Type Twin cylinder two-stroke aircraft engine
National origin Germany
Manufacturer Hirth
Unit cost US$4423 (base price 2009)

The Hirth F-23 is a twin cylinder, horizontally-opposed, two stroke, carburetted or optionally fuel injected aircraft engine designed for use on ultralight aircraft.[1][2][3]

Development[edit]

The F-23 is intended to compete with the 50 hp (37 kW) Rotax 503 and is differentiated from the Rotax powerplant by offering a horizontally-opposed cylinder layout. The F-23 uses free air cooling and piston-ported induction, with dual Bing 34mm slide or optional diaphragm type carburetors. The cylinder walls are electrochemically coated with Nikasil. Standard starting is recoil start. A belt reduction drive system, fuel injection, tuned exhaust and electric start are optional.[1][2]
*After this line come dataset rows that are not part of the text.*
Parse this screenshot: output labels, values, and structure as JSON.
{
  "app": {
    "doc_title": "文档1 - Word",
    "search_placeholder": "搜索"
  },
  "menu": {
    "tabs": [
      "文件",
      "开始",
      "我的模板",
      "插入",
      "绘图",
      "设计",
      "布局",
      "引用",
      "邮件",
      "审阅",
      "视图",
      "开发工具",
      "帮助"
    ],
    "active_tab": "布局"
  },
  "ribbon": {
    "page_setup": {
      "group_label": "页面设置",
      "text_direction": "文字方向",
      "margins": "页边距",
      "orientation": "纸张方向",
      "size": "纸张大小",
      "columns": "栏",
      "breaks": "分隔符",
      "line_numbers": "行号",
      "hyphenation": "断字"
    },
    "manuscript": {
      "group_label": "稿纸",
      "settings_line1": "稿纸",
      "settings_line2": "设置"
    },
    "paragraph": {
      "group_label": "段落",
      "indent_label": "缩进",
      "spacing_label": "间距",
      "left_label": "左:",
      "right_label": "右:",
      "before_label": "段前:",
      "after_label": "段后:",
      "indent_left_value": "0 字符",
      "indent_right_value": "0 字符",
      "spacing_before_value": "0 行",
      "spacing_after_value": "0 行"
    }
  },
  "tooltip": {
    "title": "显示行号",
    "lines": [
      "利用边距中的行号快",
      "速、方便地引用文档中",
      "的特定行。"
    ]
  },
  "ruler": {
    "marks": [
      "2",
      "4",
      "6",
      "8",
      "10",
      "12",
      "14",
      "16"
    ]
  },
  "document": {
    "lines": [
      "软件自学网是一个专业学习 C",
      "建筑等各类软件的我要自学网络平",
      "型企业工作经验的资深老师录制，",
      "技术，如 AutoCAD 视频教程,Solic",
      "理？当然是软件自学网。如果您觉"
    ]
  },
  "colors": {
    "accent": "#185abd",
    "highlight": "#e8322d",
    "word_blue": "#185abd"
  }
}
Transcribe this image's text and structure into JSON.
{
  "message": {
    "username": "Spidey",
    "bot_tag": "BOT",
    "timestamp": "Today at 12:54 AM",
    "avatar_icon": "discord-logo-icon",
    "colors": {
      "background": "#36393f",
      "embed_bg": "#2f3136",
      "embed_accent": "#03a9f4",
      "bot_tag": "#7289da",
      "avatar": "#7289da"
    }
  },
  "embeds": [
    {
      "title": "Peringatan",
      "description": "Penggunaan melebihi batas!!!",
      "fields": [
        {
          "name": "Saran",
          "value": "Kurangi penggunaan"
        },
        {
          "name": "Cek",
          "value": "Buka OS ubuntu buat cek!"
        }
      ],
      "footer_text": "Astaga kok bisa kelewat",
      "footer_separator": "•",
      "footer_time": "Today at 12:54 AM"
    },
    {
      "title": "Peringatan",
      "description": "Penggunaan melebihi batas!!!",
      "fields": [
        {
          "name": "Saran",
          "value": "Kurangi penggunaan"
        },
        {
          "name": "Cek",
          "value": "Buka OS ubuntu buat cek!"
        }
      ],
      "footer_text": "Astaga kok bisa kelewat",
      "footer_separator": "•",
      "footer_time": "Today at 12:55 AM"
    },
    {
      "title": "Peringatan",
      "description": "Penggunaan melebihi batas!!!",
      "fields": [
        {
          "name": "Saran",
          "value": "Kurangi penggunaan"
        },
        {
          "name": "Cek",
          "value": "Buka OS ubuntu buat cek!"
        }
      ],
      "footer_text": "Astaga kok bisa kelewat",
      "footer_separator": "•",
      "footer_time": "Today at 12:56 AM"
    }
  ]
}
The engine runs on a 50:1 pre-mix of unleaded 93 octane auto fuel and oil. Recommended time between overhauls is 1000 hours.[1][2]

The F-23 produces 50 hp (37 kW) at 6150 rpm and 40 hp (30 kW) at 5500 rpm.[1][2]

Applications[edit]

Specifications (F-23)[edit]

Data from Recreational Power Engineering[2]

General characteristics

  • Type: Twin cylinder, two-stroke, aircraft engine
  • Bore: 72 mm (2.8 in)
  • Stroke: 64 mm (2.5 in)
  • Displacement: 521 cc (31.8 cu in)
  • Length: 247 mm (9.7 in)
  • Width: 570 mm (22.4 in)
  • Height: 338 mm (13.3 in)
  • Dry weight: 84 lb (38.1 kg) including reduction unit, full exhaust system and electric start

Components

  • Valvetrain: piston-ported
  • Fuel system: 2 X Bing 34mm slide or optional diaphragm type carburetor or fuel injection
  • Fuel type: unleaded 93 octane auto fuel
  • Oil system: 50:1 fuel/oil premix
  • Cooling system: free air
  • Reduction gear: cog belt with 1.8:1, 2.2:1 and 2.5:1 ratios optional

Performance

References[edit]

  1. ^ a b c d Cliche, Andre: Ultralight Aircraft Shopper's Guide 8th Edition, page G-3 Cybair Limited Publishing, 2001. ISBN 0-9680628-1-4
  2. ^ a b c d e Recreational Power Engineering (undated). "F-23 2 cycle 50hp". Retrieved 17 January 2013. 
  3. ^ Purdy, Don: AeroCrafter - Homebuilt Aircraft Sourcebook, page 72. BAI Communications. ISBN 0-9636409-4-1

External links[edit]